» **BRIEF**
Scan the entries below. Return every line that includes "不透明度".

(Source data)
------------------------------------------------------------------------
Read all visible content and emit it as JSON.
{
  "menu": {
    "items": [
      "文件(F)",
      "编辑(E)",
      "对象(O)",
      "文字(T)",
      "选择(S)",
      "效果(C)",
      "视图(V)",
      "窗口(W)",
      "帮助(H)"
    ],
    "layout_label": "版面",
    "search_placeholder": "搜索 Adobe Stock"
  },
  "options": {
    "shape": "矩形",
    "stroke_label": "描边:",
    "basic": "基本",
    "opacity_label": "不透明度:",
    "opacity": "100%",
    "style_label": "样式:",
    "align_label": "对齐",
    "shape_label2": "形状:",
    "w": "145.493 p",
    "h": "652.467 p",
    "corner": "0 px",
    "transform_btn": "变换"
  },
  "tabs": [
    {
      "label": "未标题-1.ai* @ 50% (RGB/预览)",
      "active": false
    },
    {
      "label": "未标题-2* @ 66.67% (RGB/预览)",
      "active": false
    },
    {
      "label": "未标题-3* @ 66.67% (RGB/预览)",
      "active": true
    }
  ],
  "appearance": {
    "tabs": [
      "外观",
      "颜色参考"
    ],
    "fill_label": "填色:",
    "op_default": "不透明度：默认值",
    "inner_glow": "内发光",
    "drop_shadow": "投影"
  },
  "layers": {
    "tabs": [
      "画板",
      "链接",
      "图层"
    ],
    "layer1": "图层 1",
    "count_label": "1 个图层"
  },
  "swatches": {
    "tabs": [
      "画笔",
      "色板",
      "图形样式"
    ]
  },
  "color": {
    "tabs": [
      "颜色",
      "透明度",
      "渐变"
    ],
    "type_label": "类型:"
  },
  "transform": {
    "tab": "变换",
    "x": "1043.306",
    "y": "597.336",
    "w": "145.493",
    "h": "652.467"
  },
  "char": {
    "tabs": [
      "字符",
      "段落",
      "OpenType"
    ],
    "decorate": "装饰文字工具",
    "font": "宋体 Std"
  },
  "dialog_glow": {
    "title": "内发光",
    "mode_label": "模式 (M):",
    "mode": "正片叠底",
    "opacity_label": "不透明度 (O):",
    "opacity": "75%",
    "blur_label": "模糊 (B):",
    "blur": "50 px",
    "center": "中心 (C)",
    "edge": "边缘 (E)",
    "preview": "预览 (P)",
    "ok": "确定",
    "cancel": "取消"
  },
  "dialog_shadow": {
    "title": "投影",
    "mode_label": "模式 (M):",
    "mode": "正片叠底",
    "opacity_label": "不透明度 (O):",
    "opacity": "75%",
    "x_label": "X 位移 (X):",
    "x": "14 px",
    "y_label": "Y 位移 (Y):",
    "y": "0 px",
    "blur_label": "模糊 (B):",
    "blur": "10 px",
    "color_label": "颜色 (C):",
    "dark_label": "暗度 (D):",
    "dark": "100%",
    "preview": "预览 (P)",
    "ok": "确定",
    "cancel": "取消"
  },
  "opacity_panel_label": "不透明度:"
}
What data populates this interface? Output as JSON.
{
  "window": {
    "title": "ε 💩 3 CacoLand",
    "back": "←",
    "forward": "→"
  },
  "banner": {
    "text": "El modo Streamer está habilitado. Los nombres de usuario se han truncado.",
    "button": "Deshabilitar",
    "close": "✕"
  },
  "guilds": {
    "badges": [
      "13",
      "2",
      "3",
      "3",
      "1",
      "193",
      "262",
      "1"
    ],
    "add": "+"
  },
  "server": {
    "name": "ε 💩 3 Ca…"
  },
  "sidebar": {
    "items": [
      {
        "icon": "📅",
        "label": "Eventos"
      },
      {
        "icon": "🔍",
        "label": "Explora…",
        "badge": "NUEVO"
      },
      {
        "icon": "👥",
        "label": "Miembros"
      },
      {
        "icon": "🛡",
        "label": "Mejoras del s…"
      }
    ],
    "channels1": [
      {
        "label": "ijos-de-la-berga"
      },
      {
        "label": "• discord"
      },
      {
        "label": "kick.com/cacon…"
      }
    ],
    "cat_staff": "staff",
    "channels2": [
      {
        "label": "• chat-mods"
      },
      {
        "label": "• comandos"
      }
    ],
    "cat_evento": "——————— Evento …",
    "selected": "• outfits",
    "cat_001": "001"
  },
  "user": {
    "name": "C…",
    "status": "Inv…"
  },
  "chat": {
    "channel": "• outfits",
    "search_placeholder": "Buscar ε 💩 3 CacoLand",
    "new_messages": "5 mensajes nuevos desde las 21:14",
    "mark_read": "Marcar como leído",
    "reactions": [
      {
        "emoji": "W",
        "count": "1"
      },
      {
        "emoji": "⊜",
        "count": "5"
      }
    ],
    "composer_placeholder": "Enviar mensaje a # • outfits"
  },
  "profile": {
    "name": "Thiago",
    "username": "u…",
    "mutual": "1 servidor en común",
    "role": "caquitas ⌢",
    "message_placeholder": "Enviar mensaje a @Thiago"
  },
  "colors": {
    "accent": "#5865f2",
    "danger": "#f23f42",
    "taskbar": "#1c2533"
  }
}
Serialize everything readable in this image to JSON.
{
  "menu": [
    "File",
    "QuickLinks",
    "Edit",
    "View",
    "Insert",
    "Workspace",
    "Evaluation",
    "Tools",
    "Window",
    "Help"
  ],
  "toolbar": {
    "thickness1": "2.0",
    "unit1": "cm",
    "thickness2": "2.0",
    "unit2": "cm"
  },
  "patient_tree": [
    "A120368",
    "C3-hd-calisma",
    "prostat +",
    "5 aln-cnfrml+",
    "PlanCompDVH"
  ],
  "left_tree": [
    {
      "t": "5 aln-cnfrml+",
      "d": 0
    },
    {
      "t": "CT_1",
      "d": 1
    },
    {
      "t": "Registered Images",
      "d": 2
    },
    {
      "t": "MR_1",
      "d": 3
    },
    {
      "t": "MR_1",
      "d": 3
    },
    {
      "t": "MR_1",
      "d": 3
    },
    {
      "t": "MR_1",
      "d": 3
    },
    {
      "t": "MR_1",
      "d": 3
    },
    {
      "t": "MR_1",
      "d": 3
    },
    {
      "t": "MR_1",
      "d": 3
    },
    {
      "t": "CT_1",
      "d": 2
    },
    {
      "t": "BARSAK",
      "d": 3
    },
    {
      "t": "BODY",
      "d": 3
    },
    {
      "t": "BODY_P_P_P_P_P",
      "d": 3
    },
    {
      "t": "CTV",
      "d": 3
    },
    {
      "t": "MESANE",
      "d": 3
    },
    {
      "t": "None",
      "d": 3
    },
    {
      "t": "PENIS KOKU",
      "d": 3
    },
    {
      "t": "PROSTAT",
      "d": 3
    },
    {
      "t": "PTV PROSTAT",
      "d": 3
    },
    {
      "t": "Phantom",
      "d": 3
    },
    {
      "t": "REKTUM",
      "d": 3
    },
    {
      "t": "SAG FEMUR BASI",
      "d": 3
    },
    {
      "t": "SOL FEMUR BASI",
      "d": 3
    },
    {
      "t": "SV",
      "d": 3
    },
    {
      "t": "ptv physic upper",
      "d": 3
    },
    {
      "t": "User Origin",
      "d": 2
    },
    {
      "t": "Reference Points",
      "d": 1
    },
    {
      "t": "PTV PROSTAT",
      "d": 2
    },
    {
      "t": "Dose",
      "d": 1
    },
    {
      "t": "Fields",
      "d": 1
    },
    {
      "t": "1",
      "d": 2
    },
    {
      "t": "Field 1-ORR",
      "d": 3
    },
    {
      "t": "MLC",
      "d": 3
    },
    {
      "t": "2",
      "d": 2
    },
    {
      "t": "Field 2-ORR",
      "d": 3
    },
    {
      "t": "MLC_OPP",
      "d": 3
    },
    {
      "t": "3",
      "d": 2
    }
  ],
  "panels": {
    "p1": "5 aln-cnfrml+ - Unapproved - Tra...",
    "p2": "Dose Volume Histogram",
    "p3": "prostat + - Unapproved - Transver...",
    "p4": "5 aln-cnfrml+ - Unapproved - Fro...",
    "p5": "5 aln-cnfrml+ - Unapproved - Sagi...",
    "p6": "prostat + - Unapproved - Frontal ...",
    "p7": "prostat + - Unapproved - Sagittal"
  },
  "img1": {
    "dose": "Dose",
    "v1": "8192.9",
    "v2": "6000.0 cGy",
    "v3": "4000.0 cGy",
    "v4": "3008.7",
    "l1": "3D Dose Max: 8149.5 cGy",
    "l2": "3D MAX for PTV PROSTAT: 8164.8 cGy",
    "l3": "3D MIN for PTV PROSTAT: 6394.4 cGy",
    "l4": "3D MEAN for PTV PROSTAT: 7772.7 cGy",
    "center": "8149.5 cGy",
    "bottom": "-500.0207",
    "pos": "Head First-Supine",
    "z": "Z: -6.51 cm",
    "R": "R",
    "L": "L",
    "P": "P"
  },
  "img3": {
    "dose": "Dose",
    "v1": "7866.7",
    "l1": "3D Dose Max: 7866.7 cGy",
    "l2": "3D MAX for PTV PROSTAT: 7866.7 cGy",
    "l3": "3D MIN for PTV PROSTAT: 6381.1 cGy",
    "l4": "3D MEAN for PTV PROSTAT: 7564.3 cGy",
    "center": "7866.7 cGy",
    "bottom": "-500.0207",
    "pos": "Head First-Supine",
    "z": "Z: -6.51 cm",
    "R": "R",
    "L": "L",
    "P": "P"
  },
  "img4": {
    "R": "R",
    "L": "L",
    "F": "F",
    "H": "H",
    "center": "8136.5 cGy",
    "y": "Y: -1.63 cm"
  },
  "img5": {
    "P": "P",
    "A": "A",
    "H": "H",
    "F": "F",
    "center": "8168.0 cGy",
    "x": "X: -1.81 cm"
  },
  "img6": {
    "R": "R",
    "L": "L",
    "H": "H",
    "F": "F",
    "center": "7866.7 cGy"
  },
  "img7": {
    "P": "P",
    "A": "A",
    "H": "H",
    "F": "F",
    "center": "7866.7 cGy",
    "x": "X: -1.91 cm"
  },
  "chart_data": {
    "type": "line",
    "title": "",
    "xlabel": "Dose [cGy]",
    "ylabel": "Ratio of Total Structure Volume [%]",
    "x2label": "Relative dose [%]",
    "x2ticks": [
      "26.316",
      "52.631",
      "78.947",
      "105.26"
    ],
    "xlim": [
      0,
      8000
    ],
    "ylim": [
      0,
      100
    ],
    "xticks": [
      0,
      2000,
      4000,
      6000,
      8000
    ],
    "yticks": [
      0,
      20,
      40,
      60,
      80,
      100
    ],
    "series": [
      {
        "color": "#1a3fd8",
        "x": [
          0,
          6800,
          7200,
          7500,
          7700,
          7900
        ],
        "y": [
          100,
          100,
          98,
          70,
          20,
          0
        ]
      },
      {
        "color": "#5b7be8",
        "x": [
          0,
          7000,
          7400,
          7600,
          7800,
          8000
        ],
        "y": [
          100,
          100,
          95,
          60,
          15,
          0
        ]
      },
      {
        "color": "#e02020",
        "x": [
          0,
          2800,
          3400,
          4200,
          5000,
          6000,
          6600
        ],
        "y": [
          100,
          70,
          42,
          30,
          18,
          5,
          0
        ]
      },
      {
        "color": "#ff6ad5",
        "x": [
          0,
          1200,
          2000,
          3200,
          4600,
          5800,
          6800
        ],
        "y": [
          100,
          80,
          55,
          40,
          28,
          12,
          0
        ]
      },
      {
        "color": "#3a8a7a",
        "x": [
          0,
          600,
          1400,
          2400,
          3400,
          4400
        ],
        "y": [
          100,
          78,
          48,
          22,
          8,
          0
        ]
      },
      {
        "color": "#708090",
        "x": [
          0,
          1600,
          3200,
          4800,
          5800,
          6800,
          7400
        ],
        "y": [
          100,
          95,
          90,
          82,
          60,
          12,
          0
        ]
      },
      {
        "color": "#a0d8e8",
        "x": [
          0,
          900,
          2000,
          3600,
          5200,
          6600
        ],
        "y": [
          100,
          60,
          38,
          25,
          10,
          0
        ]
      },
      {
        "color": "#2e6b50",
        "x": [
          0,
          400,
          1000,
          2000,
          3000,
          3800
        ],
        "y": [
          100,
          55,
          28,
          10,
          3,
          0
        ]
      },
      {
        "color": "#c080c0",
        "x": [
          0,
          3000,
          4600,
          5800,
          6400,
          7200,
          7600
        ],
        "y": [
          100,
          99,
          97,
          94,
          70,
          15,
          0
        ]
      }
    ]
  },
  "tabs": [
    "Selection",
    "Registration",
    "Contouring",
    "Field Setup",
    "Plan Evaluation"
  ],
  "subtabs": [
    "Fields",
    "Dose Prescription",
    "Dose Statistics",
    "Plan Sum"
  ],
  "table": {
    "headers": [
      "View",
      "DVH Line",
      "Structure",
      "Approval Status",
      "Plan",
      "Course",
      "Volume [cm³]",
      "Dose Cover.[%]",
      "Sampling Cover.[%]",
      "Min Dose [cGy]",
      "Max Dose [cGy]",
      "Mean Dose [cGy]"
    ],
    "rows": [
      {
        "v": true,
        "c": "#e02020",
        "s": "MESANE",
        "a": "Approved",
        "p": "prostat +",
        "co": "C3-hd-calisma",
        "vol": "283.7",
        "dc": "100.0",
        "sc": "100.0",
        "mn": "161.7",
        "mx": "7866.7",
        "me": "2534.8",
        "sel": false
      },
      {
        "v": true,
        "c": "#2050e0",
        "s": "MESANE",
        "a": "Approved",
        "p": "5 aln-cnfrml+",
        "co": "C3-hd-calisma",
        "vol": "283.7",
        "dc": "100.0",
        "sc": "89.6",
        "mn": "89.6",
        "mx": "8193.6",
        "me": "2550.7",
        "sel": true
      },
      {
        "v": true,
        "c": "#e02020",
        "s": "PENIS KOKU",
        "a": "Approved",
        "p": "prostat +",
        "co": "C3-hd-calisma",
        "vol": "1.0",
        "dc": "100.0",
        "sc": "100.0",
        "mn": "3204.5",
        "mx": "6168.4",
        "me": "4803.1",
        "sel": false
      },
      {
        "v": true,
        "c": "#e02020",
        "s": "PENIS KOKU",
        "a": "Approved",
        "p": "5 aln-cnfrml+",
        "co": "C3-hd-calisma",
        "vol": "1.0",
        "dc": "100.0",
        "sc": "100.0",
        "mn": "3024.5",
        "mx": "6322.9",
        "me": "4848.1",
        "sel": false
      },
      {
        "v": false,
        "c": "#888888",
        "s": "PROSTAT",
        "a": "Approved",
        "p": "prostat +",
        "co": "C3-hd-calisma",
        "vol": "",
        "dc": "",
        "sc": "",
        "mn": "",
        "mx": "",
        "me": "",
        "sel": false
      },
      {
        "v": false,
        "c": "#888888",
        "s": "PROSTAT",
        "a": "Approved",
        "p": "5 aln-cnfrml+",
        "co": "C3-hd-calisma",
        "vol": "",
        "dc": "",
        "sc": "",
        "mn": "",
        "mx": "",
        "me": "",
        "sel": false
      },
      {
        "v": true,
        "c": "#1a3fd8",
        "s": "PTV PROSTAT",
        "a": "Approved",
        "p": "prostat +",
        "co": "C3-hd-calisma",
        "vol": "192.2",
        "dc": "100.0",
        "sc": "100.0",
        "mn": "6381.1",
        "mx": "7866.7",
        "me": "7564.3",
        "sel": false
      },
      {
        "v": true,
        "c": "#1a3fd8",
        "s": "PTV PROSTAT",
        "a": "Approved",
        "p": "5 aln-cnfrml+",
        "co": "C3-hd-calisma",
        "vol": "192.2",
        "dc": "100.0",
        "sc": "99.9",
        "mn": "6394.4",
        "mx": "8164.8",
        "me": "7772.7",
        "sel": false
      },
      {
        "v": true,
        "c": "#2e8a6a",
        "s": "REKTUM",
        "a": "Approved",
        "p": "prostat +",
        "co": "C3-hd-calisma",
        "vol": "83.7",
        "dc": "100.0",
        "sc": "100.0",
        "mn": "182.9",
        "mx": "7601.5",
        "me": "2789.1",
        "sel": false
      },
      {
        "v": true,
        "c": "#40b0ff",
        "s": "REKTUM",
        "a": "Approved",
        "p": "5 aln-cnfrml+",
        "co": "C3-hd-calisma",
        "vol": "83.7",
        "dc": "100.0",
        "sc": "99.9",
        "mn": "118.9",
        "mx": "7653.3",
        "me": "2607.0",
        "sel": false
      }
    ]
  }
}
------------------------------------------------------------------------
» **RESPONSE TO THIS TASK**
    "opacity_label": "不透明度:",
    "op_default": "不透明度：默认值",
    "opacity_label": "不透明度 (O):",
    "opacity_label": "不透明度 (O):",
  "opacity_panel_label": "不透明度:"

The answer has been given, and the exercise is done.